By Murray Bourne, 24 Oct 2007
Have you ever tried The Integrator from Wolfram?
You can input an indefinite integral and The Integrator outputs the answer as an image:
There are other output options, including a text-based 'input form' for use in other calculations:
(-(x*Sqrt[1 - x^2]) + 2*x^2*ArcCos + ArcSin)/4
From Inside the Integrator:
The Integrator uses webMathematica technology to bring the computational capabilities of Mathematica to the web.
This is what happens:
When you type in an integral, The Integrator uses webMathematica to send the integral to the Mathematica kernel, which computes the result using the Integrate function. The result is then embedded into the web page as typeset output.

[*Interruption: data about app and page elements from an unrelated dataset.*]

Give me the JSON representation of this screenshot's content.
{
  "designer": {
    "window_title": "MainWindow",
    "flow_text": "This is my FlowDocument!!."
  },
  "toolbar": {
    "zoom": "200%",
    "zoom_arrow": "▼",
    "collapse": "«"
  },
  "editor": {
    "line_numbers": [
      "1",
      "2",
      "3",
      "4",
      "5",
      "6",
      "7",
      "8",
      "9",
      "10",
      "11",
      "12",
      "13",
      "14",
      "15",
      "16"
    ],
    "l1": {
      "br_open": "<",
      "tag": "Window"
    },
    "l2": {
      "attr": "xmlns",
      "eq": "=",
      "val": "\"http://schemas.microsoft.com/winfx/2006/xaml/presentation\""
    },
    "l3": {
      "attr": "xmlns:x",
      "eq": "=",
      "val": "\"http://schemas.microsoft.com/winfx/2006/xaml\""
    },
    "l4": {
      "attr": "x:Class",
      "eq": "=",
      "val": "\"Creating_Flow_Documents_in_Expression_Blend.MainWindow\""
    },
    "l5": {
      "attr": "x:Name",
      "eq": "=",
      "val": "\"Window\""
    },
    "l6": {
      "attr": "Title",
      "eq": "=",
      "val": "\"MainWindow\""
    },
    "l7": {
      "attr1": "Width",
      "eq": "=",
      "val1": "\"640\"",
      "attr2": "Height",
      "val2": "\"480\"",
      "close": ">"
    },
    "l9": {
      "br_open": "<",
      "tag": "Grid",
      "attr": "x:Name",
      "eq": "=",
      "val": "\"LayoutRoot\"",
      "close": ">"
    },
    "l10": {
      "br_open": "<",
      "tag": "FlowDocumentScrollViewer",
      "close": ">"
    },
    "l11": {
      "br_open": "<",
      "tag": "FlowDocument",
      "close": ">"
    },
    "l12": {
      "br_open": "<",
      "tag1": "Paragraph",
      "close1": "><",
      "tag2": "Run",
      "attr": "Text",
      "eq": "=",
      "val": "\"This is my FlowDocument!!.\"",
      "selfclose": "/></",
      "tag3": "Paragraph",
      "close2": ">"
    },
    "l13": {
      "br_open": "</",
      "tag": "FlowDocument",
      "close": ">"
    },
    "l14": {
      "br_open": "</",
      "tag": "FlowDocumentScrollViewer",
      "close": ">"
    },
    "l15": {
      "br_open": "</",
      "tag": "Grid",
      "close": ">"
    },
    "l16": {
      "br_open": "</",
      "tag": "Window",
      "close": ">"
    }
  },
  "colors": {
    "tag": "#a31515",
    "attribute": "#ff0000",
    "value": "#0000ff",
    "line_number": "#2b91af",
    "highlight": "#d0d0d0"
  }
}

I wrote recently about the need to improve math notation because the current mess is very confusing for students.
Mathematica's notation would be a good starting point for this improvement (as suggested by David in a comment in that previous post).
Example: Type Sqrt[Sin] for the square root of the sine of x.
- Names of functions start with capital letters.
- Arguments of functions are put inside square brackets.
- Multiplication is indicated by a space.
I would like to include the Integrator on my Interactive Mathematics site, but the costs are rather prohibitive.
So go ahead and throw an integral at The Integrator. But remember, not every expression can be integrated.
See the 3 Comments below.
24 Oct 2007 at 9:46 am [Comment permalink]
Very cool - thanks!
25 Oct 2007 at 1:02 pm [Comment permalink]
That is remarkable!
Good thing that wasn't available back when I was taking calculus...
25 Oct 2007 at 1:54 pm [Comment permalink]
Why, Darmok? Do you mean that you would have used it to get all your answers - and it would have felt like 'cheating'?
See also Am I cheating if I use my calculator?